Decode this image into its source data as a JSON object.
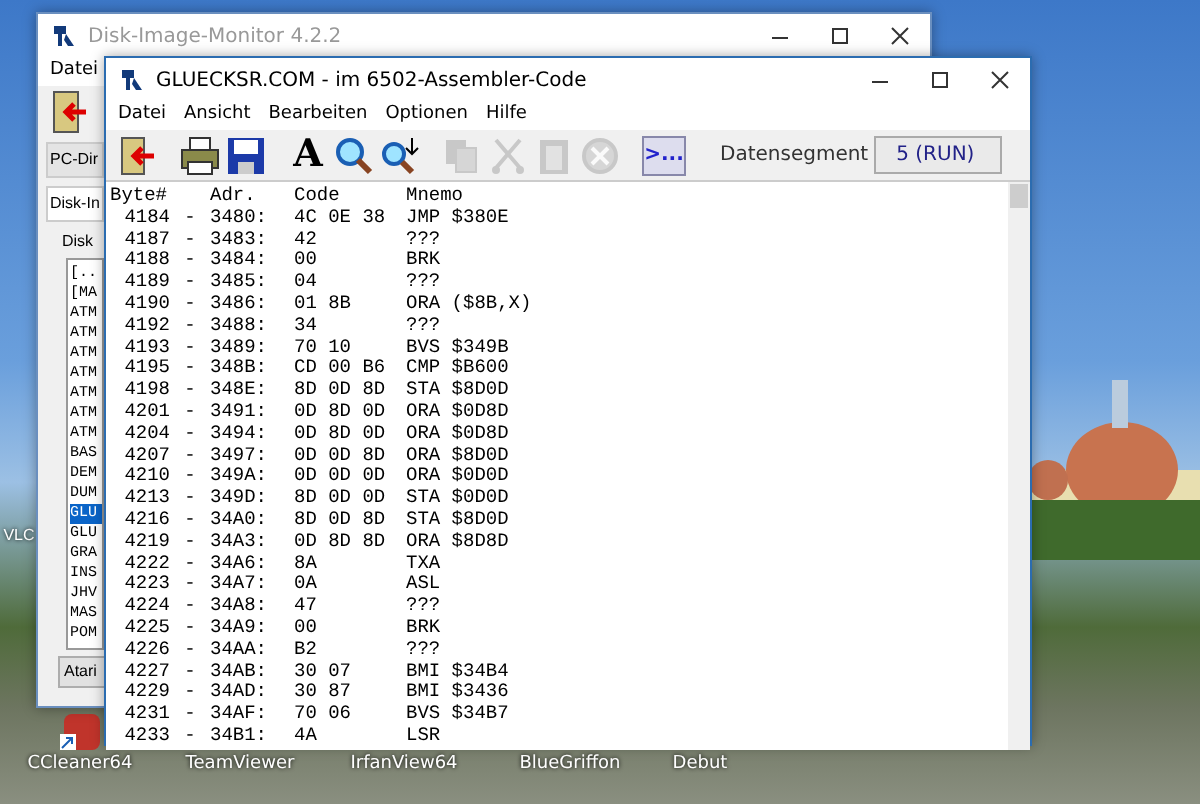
{
  "desktop": {
    "icons": [
      {
        "label": "VLC"
      },
      {
        "label": "CCleaner64"
      },
      {
        "label": "TeamViewer"
      },
      {
        "label": "IrfanView64"
      },
      {
        "label": "BlueGriffon"
      },
      {
        "label": "Debut"
      }
    ]
  },
  "back_window": {
    "title": "Disk-Image-Monitor 4.2.2",
    "menu": [
      "Datei"
    ],
    "tabs": [
      {
        "label": "PC-Dir",
        "selected": false
      },
      {
        "label": "Disk-In",
        "selected": true
      }
    ],
    "group_label": "Disk",
    "files": [
      {
        "name": "[..",
        "selected": false
      },
      {
        "name": "[MA",
        "selected": false
      },
      {
        "name": "ATM",
        "selected": false
      },
      {
        "name": "ATM",
        "selected": false
      },
      {
        "name": "ATM",
        "selected": false
      },
      {
        "name": "ATM",
        "selected": false
      },
      {
        "name": "ATM",
        "selected": false
      },
      {
        "name": "ATM",
        "selected": false
      },
      {
        "name": "ATM",
        "selected": false
      },
      {
        "name": "BAS",
        "selected": false
      },
      {
        "name": "DEM",
        "selected": false
      },
      {
        "name": "DUM",
        "selected": false
      },
      {
        "name": "GLU",
        "selected": true
      },
      {
        "name": "GLU",
        "selected": false
      },
      {
        "name": "GRA",
        "selected": false
      },
      {
        "name": "INS",
        "selected": false
      },
      {
        "name": "JHV",
        "selected": false
      },
      {
        "name": "MAS",
        "selected": false
      },
      {
        "name": "POM",
        "selected": false
      }
    ],
    "button": "Atari"
  },
  "window": {
    "title": "GLUECKSR.COM - im 6502-Assembler-Code",
    "menu": [
      "Datei",
      "Ansicht",
      "Bearbeiten",
      "Optionen",
      "Hilfe"
    ],
    "toolbar": [
      {
        "kind": "exit",
        "disabled": false
      },
      {
        "kind": "print",
        "disabled": false
      },
      {
        "kind": "save",
        "disabled": false
      },
      {
        "kind": "font",
        "label": "A",
        "disabled": false
      },
      {
        "kind": "search",
        "disabled": false
      },
      {
        "kind": "search_next",
        "disabled": false
      },
      {
        "kind": "copy",
        "disabled": true
      },
      {
        "kind": "cut",
        "disabled": true
      },
      {
        "kind": "paste",
        "disabled": true
      },
      {
        "kind": "cancel",
        "disabled": true
      },
      {
        "kind": "console",
        "label": ">...",
        "disabled": false
      }
    ],
    "segment_label": "Datensegment",
    "segment_value": "5 (RUN)",
    "columns": [
      "Byte#",
      "Adr.",
      "Code",
      "Mnemo"
    ],
    "rows": [
      {
        "byte": "4184",
        "sep": "-",
        "adr": "3480:",
        "code": "4C 0E 38",
        "mnemo": "JMP $380E"
      },
      {
        "byte": "4187",
        "sep": "-",
        "adr": "3483:",
        "code": "42",
        "mnemo": "???"
      },
      {
        "byte": "4188",
        "sep": "-",
        "adr": "3484:",
        "code": "00",
        "mnemo": "BRK"
      },
      {
        "byte": "4189",
        "sep": "-",
        "adr": "3485:",
        "code": "04",
        "mnemo": "???"
      },
      {
        "byte": "4190",
        "sep": "-",
        "adr": "3486:",
        "code": "01 8B",
        "mnemo": "ORA ($8B,X)"
      },
      {
        "byte": "4192",
        "sep": "-",
        "adr": "3488:",
        "code": "34",
        "mnemo": "???"
      },
      {
        "byte": "4193",
        "sep": "-",
        "adr": "3489:",
        "code": "70 10",
        "mnemo": "BVS $349B"
      },
      {
        "byte": "4195",
        "sep": "-",
        "adr": "348B:",
        "code": "CD 00 B6",
        "mnemo": "CMP $B600"
      },
      {
        "byte": "4198",
        "sep": "-",
        "adr": "348E:",
        "code": "8D 0D 8D",
        "mnemo": "STA $8D0D"
      },
      {
        "byte": "4201",
        "sep": "-",
        "adr": "3491:",
        "code": "0D 8D 0D",
        "mnemo": "ORA $0D8D"
      },
      {
        "byte": "4204",
        "sep": "-",
        "adr": "3494:",
        "code": "0D 8D 0D",
        "mnemo": "ORA $0D8D"
      },
      {
        "byte": "4207",
        "sep": "-",
        "adr": "3497:",
        "code": "0D 0D 8D",
        "mnemo": "ORA $8D0D"
      },
      {
        "byte": "4210",
        "sep": "-",
        "adr": "349A:",
        "code": "0D 0D 0D",
        "mnemo": "ORA $0D0D"
      },
      {
        "byte": "4213",
        "sep": "-",
        "adr": "349D:",
        "code": "8D 0D 0D",
        "mnemo": "STA $0D0D"
      },
      {
        "byte": "4216",
        "sep": "-",
        "adr": "34A0:",
        "code": "8D 0D 8D",
        "mnemo": "STA $8D0D"
      },
      {
        "byte": "4219",
        "sep": "-",
        "adr": "34A3:",
        "code": "0D 8D 8D",
        "mnemo": "ORA $8D8D"
      },
      {
        "byte": "4222",
        "sep": "-",
        "adr": "34A6:",
        "code": "8A",
        "mnemo": "TXA"
      },
      {
        "byte": "4223",
        "sep": "-",
        "adr": "34A7:",
        "code": "0A",
        "mnemo": "ASL"
      },
      {
        "byte": "4224",
        "sep": "-",
        "adr": "34A8:",
        "code": "47",
        "mnemo": "???"
      },
      {
        "byte": "4225",
        "sep": "-",
        "adr": "34A9:",
        "code": "00",
        "mnemo": "BRK"
      },
      {
        "byte": "4226",
        "sep": "-",
        "adr": "34AA:",
        "code": "B2",
        "mnemo": "???"
      },
      {
        "byte": "4227",
        "sep": "-",
        "adr": "34AB:",
        "code": "30 07",
        "mnemo": "BMI $34B4"
      },
      {
        "byte": "4229",
        "sep": "-",
        "adr": "34AD:",
        "code": "30 87",
        "mnemo": "BMI $3436"
      },
      {
        "byte": "4231",
        "sep": "-",
        "adr": "34AF:",
        "code": "70 06",
        "mnemo": "BVS $34B7"
      },
      {
        "byte": "4233",
        "sep": "-",
        "adr": "34B1:",
        "code": "4A",
        "mnemo": "LSR"
      }
    ]
  }
}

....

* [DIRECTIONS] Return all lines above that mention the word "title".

* [SOLUTION TO THE PROBLEM]
    "title": "Disk-Image-Monitor 4.2.2",
    "title": "GLUECKSR.COM - im 6502-Assembler-Code",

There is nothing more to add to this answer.